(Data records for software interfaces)
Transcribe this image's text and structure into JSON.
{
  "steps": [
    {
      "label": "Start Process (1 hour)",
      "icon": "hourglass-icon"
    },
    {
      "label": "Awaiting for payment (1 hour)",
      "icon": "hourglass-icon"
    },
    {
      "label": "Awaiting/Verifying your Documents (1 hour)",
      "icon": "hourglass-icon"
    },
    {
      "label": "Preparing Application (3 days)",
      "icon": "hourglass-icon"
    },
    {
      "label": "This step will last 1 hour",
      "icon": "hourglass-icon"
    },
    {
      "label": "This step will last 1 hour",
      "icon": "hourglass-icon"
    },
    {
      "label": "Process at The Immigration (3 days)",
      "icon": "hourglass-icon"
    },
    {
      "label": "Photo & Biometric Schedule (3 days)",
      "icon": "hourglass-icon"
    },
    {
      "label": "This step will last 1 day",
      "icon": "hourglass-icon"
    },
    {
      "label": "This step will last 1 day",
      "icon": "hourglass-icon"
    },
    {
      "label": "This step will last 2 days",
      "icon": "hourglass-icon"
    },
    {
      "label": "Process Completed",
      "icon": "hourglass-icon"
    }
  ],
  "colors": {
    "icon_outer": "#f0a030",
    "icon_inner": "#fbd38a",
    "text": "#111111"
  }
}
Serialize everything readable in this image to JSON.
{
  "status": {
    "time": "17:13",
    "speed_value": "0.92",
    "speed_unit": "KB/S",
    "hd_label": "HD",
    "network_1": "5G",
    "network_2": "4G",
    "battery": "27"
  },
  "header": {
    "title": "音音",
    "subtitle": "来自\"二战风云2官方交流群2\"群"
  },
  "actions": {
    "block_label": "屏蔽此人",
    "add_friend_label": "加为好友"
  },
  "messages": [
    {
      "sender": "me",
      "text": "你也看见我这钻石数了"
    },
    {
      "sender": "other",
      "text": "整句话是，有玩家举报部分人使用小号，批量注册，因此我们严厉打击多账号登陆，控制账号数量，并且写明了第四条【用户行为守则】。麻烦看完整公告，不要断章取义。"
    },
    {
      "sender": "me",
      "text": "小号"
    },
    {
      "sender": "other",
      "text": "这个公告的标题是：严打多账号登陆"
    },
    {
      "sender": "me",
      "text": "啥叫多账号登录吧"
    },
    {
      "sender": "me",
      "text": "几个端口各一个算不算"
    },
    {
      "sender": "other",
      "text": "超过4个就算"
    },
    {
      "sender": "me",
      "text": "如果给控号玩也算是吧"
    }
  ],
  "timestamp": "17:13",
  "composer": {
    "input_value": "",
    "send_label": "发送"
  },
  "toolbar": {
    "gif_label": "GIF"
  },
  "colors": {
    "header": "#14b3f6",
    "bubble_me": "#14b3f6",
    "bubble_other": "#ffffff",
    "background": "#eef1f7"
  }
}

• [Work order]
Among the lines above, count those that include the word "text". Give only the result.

• [Solution for this task]
10